Whoever in the education ministry had the bright idea of sanitising language to describe one of the more murderous governments of an era stiff with competition in political violence, it did not come sanctioned from the highest echelons of governments. The hapless minister for education, the technocrat Harald Beyer, is only a week into his job. And Sebastián Piñera, the businessman-turned-president, is an economic liberal who is unexcited by ideology. That is why his election two years ago brought an opportunity to mend the rift that still splits Chile after nearly 25 years of democracy and why his failure to do so is so disappointing.
More
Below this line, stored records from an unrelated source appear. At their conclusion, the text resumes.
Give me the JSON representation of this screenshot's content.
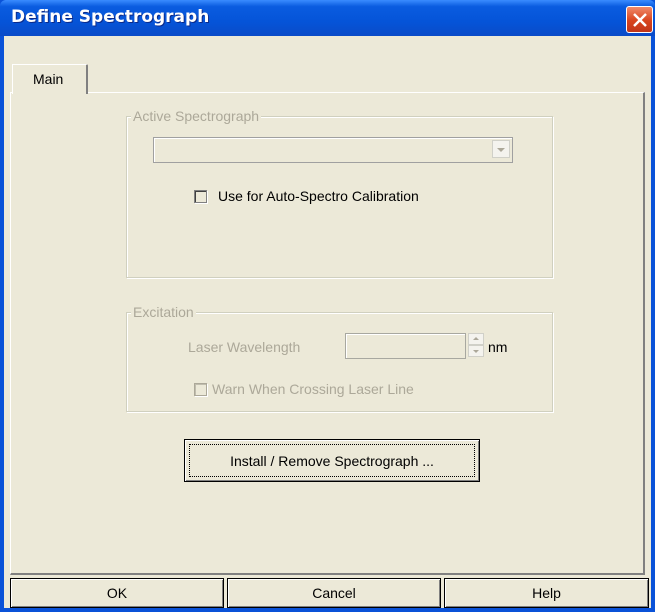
{
  "window": {
    "title": "Define Spectrograph"
  },
  "tabs": [
    {
      "label": "Main"
    }
  ],
  "active_spectrograph": {
    "legend": "Active Spectrograph",
    "selected": "",
    "auto_calib_label": "Use for Auto-Spectro Calibration",
    "auto_calib_checked": false
  },
  "excitation": {
    "legend": "Excitation",
    "laser_label": "Laser Wavelength",
    "laser_value": "",
    "unit": "nm",
    "warn_label": "Warn When Crossing Laser Line",
    "warn_checked": false
  },
  "install_button": "Install / Remove Spectrograph ...",
  "footer": {
    "ok": "OK",
    "cancel": "Cancel",
    "help": "Help"
  }
}
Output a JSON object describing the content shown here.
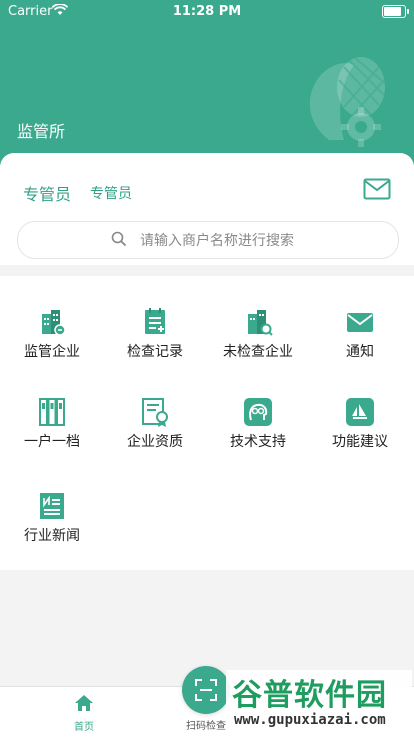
{
  "status_bar": {
    "carrier": "Carrier",
    "time": "11:28 PM"
  },
  "header": {
    "title": "监管所"
  },
  "user": {
    "role": "专管员",
    "name": "专管员"
  },
  "search": {
    "placeholder": "请输入商户名称进行搜索"
  },
  "menu": [
    {
      "label": "监管企业",
      "icon": "building-link-icon"
    },
    {
      "label": "检查记录",
      "icon": "clipboard-add-icon"
    },
    {
      "label": "未检查企业",
      "icon": "building-search-icon"
    },
    {
      "label": "通知",
      "icon": "envelope-icon"
    },
    {
      "label": "一户一档",
      "icon": "binders-icon"
    },
    {
      "label": "企业资质",
      "icon": "certificate-icon"
    },
    {
      "label": "技术支持",
      "icon": "support-head-icon"
    },
    {
      "label": "功能建议",
      "icon": "suggestion-icon"
    },
    {
      "label": "行业新闻",
      "icon": "news-icon"
    }
  ],
  "tabbar": {
    "home": "首页",
    "scan": "扫码检查"
  },
  "watermark": {
    "brand": "谷普软件园",
    "url": "www.gupuxiazai.com"
  },
  "colors": {
    "accent": "#3aa98e",
    "background": "#f3f3f4"
  }
}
Polarisation into left and right has persisted through truth commissions and high and steady economic growth; indeed it has grown more acute under Mr Piñera. Student protests recur annually in Chile, but last year’s were bigger in scale and harsher in tone than anything seen in a long time. The immediate cause is legitimate frustration with a heavily private education system that costs much and yields too little quality. But having a right-wing government in power has also whetted protesters’ appetite for confrontation, while that government’s tin-eared response to demands backed by a large majority has hardened fronts further.
In such an environment, a word change that can only be seen as an attempt to rehabilitate Pinochet throws fuel on the fire. It also exposes Mr Piñera. Not only has he let his lack of ideology become a political blind spot instead of turning it into a political resource. Even on plain managerial grounds, the president looks ever less in control of his own government.
To be fair, Mr Piñera was always hostage to the Independent Democrat Union, the irreconcilably conservative party that is the biggest in his coalition and muscles its way to more influence the lower the president’s approval rate falls.
But the greatest obstacle to political renewal in Chile are the institutions beaqueathed by the dictatorship, which congeal any serious reform effort in permanent deadlock. Mr Piñera has two years left of his non-renewable mandate: he should devote it to electoral reform. His country needs a statesman, not a lame duck manager.

http://www.ft.com/intl/cms/s/0/9ee4a9ec-3875-11e1-9f07-00144feabdc0.html#axzz1izZBl4Pn

piñera has been called a lot of things but a lame duck manager sounds kind of cool